Dr. Sheba advises, “First of all, an individual has to identify one’s stresses by maybe writing down a journal on his stresses or his triggers, which takes him/her into another personality and leads to dissociation. So, when one identifies the triggers, he/she would get to know what to avoid. Then, because it's a stress-based disorder, one has to get rid of the stress by ways like exercise, some relaxation techniques, maybe some deep breathing, progressive muscle relaxation, yoga etc. to get relieved from stress."
Support is Important
Dr. Sheba informs, “A person experiencing dissociation can get support from family, friends, support groups etc. People who are in a similar situation and suffering from dissociative identity disorder can also help each other. And finally, if the individual is not able to cope with it, he/she can go for psychotherapy. That's the only treatment for dissociative identity disorder. Maybe they can go in for some medicine also later. But then medicine is not for dissociative identity disorder, it can be for associated disorders like depression, etc.,” says Dr. Sheba.
Prevention of Dissociative Identity Disorder in Children
Dr. Sheba explains, “People who resist stress may not have DID. So, it depends from person to person, individual to individual. Not everybody reacts in the same manner. Not every child who experiences stress in childhood would have DID. When we are dealing with children, because DID is a major stressor from childhood, so, primarily the prevention may involve giving a stress-free environment to the child and not having an authoritative parenting style.”

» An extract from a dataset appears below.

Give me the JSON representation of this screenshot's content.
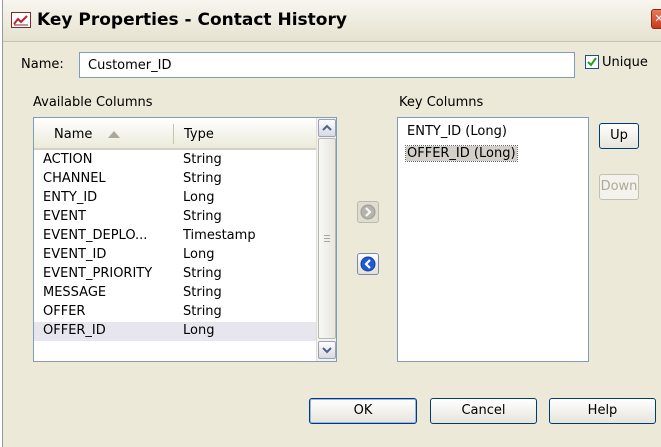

People Suffering from Dissociative Identity Disorder are not Harmful
Dr. Sheba informs, “A person who has an alter personality may be angry as a normal person is angry. But then he/she would not harm anybody like that. Rather they harm themselves. There are high chances of suicidal tendencies in dissociative identity disorder patients."
Caregivers of People Suffering from DID need to help themselves first
Dr. Sheba emphasizes, “It’s just like an air hostess, saying that you put on your oxygen mask first and then help others. So, I would say that the caregivers need to help themselves first. They need to first take care of their physical and mental health because it's very exhausting to see a friend or family member going through an alter personality. There is a lot of trauma that one gets. It needs a lot of patience. That's why caregivers should put on their guards first and then help relatives or friends suffering from DID. The caregivers need to identify the triggers and keep those away from the sufferer for e.g. a particular smell could be a trigger for someone and that needs to be kept at bay from the sufferer and help him/her avoid that."
(Edited by Amrita Priya)